Here’s just the ticket for observing High Holy Days
By: Robin Washington, Lake County News Chronicle
I don’t know for sure, but I think can count the number of Jewish residents of Lake County on one hand.
That’s about five times more than when I first came here a quarter century ago, and maybe one reason I felt at home, because even in multicultural Chicago when I was growing up, there were few Jews in my immediate neighborhood. I was the only Jewish kid in two different grammar schools I went to, and it made me feel unique.
So on Jewish holidays my mother would take us across town to a synagogue near the high school where she taught. (As a Jewish teacher, she was assigned to a predominantly Jewish high school, if you want to know how de facto segregation works.)
We went less frequently as my brother and I approached our teens. Neither of us had a bar mitzvah on our 13th birthdays, and by the time I was in high school, we stopped going altogether. (I later had the equivalent of a bar mitzvah at what is now Chicago Mayor Rahm Emanuel’s congregation.) Still, we observed the holidays on our own.
So was my Jewish life in 1973 when I got a job as an usher in a movie theater. The manager, Jose, ran a very tight ship, and he scheduled me to work on Rosh Hashanah.
“But I’m Jewish,” I protested.
“Too bad,” he said.
I don’t know if Jose knew it when made the schedule, but that week the owner had rented out the theater to a synagogue that needed the extra space for its High Holy Day services. Rosh Hashanah came and congregation president, a jovial middle-aged man in a blue suit (I think his name was Manny) arrived to give me instructions.
“All we need you to do,” he said, “is to take the tickets and tear them in half, and put them in the box.” (Pre-paid tickets are traditional at many synagogues because handling money is forbidden on holy days.)
I said nothing and he repeated the instructions, adding, “We need you to do this because we can’t tear paper”—a form of work also forbidden—”because we’re Jewish.”
“I can’t either,” I replied.
“Why not?” he said.
“Because I’m Jewish, too.”

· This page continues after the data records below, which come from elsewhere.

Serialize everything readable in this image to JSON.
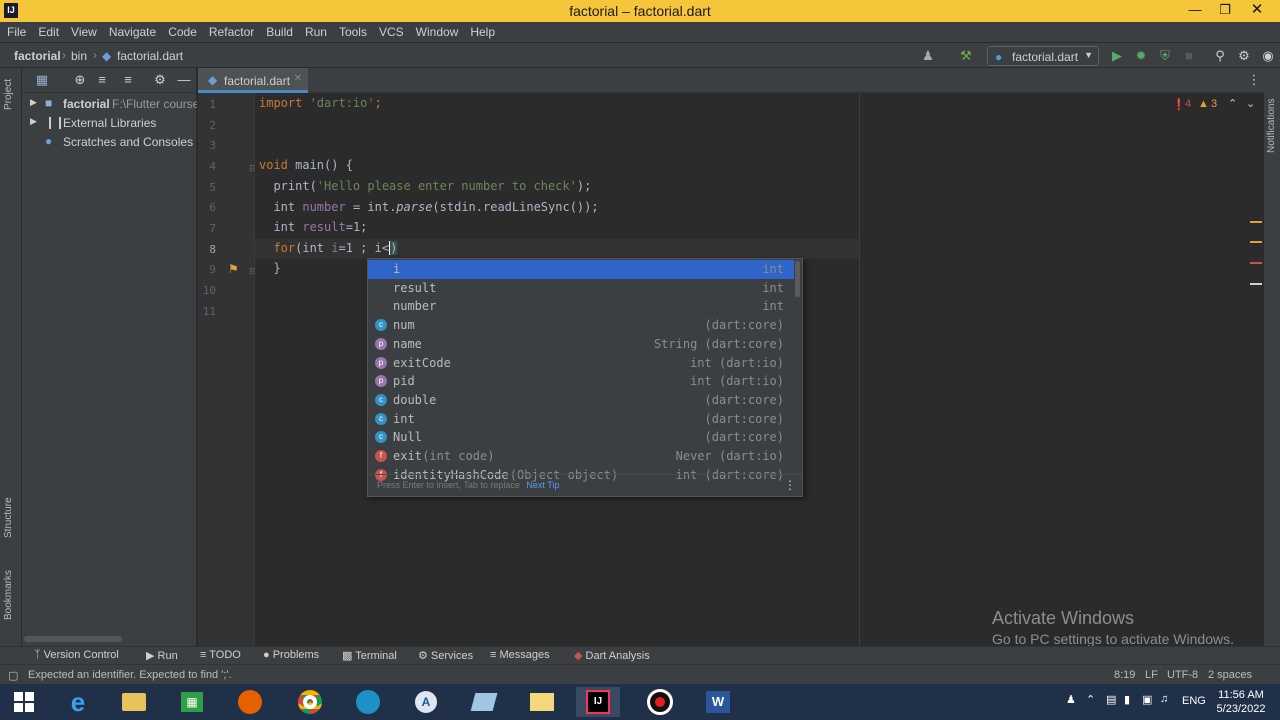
{
  "window": {
    "title": "factorial – factorial.dart",
    "app_icon_text": "IJ"
  },
  "menu": [
    "File",
    "Edit",
    "View",
    "Navigate",
    "Code",
    "Refactor",
    "Build",
    "Run",
    "Tools",
    "VCS",
    "Window",
    "Help"
  ],
  "breadcrumb": {
    "project": "factorial",
    "folder": "bin",
    "file": "factorial.dart"
  },
  "run_config": {
    "label": "factorial.dart"
  },
  "project_tree": {
    "label": "Project",
    "root_name": "factorial",
    "root_path": "F:\\Flutter course-",
    "items": [
      "External Libraries",
      "Scratches and Consoles"
    ]
  },
  "editor": {
    "tab": "factorial.dart",
    "line_numbers": [
      "1",
      "2",
      "3",
      "4",
      "5",
      "6",
      "7",
      "8",
      "9",
      "10",
      "11"
    ],
    "errors": "4",
    "warnings": "3"
  },
  "code": {
    "l1_kw": "import",
    "l1_str": " 'dart:io'",
    "l1_end": ";",
    "l4_kw": "void",
    "l4_rest": " main() {",
    "l5_a": "  print(",
    "l5_str": "'Hello please enter number to check'",
    "l5_b": ");",
    "l6_a": "  int ",
    "l6_var": "number",
    "l6_b": " = int.",
    "l6_it": "parse",
    "l6_c": "(stdin.readLineSync());",
    "l7_a": "  int ",
    "l7_var": "result",
    "l7_b": "=1;",
    "l8_kw": "  for",
    "l8_a": "(int ",
    "l8_dim": "i",
    "l8_b": "=1 ; i<",
    "l8_caret": ")",
    "l9": "  }"
  },
  "completion": {
    "items": [
      {
        "name": "i",
        "type": "int",
        "icon": ""
      },
      {
        "name": "result",
        "type": "int",
        "icon": ""
      },
      {
        "name": "number",
        "type": "int",
        "icon": ""
      },
      {
        "name": "num",
        "type": "(dart:core)",
        "icon": "c"
      },
      {
        "name": "name",
        "type": "String (dart:core)",
        "icon": "p"
      },
      {
        "name": "exitCode",
        "type": "int (dart:io)",
        "icon": "p"
      },
      {
        "name": "pid",
        "type": "int (dart:io)",
        "icon": "p"
      },
      {
        "name": "double",
        "type": "(dart:core)",
        "icon": "c"
      },
      {
        "name": "int",
        "type": "(dart:core)",
        "icon": "c"
      },
      {
        "name": "Null",
        "type": "(dart:core)",
        "icon": "c"
      },
      {
        "name": "exit",
        "params": "(int code)",
        "type": "Never (dart:io)",
        "icon": "f"
      },
      {
        "name": "identityHashCode",
        "params": "(Object object)",
        "type": "int (dart:core)",
        "icon": "f"
      }
    ],
    "footer_hint": "Press Enter to insert, Tab to replace",
    "footer_link": "Next Tip"
  },
  "side_labels": {
    "structure": "Structure",
    "bookmarks": "Bookmarks",
    "notifications": "Notifications"
  },
  "bottom_tabs": [
    "Version Control",
    "Run",
    "TODO",
    "Problems",
    "Terminal",
    "Services",
    "Messages",
    "Dart Analysis"
  ],
  "status": {
    "message": "Expected an identifier. Expected to find ';'.",
    "position": "8:19",
    "line_sep": "LF",
    "encoding": "UTF-8",
    "indent": "2 spaces"
  },
  "watermark": {
    "line1": "Activate Windows",
    "line2": "Go to PC settings to activate Windows."
  },
  "taskbar": {
    "lang": "ENG",
    "time": "11:56 AM",
    "date": "5/23/2022"
  },
  "colors": {
    "accent": "#2f65ca",
    "error": "#c75450",
    "warning": "#e0a33a",
    "titlebar": "#f5c63a"
  }
}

As an African American Jew, you get used to the incredulous looks asking “how-can-you-be-Jewish?” Even at 16, I knew to pre-empt it with “My mother’s Jewish,” which is the most universally accepted standard on the who-is-a-Jew issue.

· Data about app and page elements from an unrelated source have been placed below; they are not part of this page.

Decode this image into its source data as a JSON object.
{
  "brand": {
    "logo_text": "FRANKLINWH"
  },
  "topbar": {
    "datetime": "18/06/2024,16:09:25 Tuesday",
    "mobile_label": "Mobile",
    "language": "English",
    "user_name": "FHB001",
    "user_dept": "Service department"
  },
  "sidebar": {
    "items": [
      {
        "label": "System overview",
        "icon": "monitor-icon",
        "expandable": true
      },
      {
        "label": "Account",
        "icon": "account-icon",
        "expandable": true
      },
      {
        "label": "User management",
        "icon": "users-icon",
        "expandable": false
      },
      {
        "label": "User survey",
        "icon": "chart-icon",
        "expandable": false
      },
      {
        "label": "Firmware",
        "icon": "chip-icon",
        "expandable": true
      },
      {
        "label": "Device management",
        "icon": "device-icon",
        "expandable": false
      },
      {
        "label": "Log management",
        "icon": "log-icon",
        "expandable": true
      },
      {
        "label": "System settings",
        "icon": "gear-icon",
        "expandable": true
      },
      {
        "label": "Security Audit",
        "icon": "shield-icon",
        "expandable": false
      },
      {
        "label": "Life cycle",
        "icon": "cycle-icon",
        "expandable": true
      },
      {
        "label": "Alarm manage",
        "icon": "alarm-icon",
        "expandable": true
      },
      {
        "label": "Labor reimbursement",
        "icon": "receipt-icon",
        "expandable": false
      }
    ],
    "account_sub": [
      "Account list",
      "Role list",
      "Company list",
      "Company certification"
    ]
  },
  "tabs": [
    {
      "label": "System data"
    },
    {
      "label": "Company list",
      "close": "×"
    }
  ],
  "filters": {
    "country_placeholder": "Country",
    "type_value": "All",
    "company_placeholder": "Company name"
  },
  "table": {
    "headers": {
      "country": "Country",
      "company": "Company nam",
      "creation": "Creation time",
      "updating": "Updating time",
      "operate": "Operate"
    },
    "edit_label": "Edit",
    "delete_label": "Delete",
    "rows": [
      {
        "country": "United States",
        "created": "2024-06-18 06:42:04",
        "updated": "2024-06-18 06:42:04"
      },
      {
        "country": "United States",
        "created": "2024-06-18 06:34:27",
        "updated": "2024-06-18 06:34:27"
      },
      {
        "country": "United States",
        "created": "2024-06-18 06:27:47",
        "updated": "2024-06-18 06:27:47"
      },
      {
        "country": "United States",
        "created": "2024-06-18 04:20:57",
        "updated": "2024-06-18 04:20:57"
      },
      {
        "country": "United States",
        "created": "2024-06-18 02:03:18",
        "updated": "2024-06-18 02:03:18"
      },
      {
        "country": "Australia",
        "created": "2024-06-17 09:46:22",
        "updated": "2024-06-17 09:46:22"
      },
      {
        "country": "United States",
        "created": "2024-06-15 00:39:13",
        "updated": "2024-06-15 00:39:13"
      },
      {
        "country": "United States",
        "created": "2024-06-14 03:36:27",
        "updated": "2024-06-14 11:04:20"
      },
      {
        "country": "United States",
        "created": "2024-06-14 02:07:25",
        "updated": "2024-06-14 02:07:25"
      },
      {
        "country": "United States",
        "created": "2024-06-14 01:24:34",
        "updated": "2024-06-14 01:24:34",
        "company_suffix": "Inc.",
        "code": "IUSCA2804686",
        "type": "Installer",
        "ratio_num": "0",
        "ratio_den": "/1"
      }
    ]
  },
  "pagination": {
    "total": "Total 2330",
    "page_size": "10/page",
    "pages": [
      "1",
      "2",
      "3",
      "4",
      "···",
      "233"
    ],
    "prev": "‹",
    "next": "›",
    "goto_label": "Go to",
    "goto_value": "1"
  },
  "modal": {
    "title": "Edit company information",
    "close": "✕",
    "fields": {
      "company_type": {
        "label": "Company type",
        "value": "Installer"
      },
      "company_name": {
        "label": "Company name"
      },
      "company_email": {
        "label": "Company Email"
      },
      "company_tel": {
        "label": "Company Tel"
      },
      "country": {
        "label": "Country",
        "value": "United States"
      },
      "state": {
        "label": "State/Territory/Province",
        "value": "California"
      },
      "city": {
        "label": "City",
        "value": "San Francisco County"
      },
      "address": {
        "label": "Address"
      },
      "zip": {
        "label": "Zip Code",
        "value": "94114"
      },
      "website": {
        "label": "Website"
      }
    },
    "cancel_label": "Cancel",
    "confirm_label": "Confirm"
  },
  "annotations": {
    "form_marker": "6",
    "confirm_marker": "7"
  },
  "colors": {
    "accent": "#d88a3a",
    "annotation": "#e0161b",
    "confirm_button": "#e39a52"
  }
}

When it sank in, Manny asked, “Why are you working?” I pointed to Jose, who was sulking in his office.
“Oh,” Manny said. This was a problem: The congregation needed the tickets collected, but they couldn’t ask another Jew, subject to the same restrictions they were, to collect them. Manny caucused with a few congregation leaders. One of the group went off a little ways and came back.
“OK,” he said. “I just talked to God. He says you can tear the tickets.”

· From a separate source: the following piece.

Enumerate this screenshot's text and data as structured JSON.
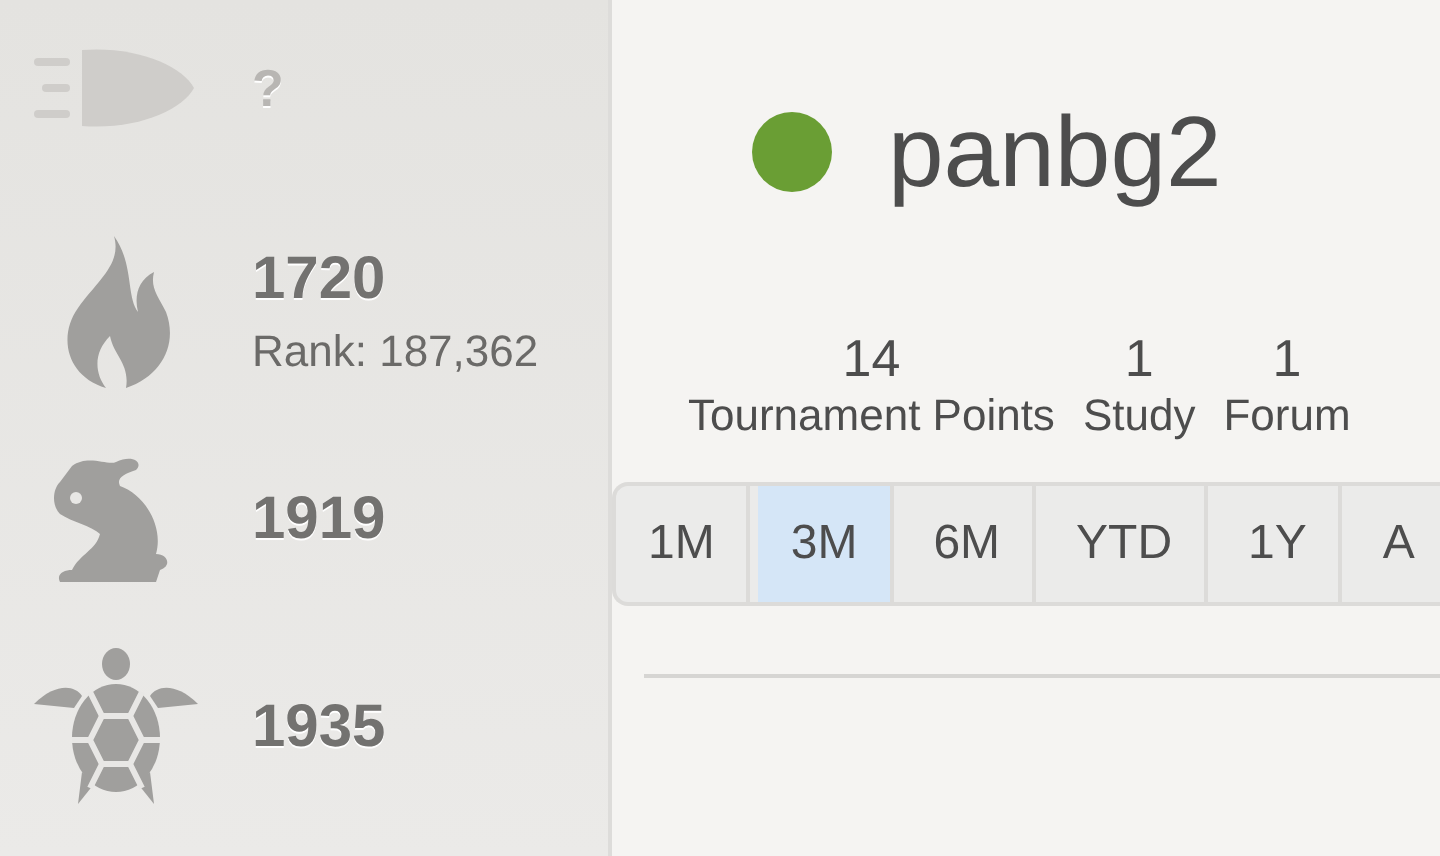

The others didn’t agree and with the congregants arriving, we all took turns taking, and tearing, tickets. It wasn’t ideal but at least we were sinning together.
Finally, Manny went over to Jose and pleaded with him to call in someone else. Jose complied and 15 minutes later Siddiqi arrived.
I was invited to join the services and called my mother to join me. By Yom Kippur the next week, I was practically one of the gang—of 50 year old Jewish men! I remember Manny greeting me—for services this time, not work—smiling with his tongue hanging out, like Einstein.
The service was moving but long. I know I dozed. As we walked out, the bemusing transition from usher to Jew-distraught-over-ritual to fasting and atonement of Yom Kippur seemed a significant journey—until I noticed the newspaper box on the street. The headline blared of war between Israel and her neighbors.
Our ticket dilemma didn’t seem very important any more.
ROBIN WASHINGTON is the supervising editor of the Lake County News-Chronicle
Editor’s Note: I asked Robin if he had time to write a column about Yom Kippur for the News-Chronicle this week. I am so interested in how people celebrate and find meaning in spiritual things and I thought you might be, too.
It’s probably a good thing he agreed. When he told me he would be out of the office to observe Yom Kippur, I said, “Enjoy your holiday!” Yeah, I said it. I told him to 'enjoy' his day of fasting and atonement. *face meet palm* Clearly, I needed to brush up on my understanding of Jewish holidays. He razzed me good naturedly, but sent this column a little while later. Thanks, Robin.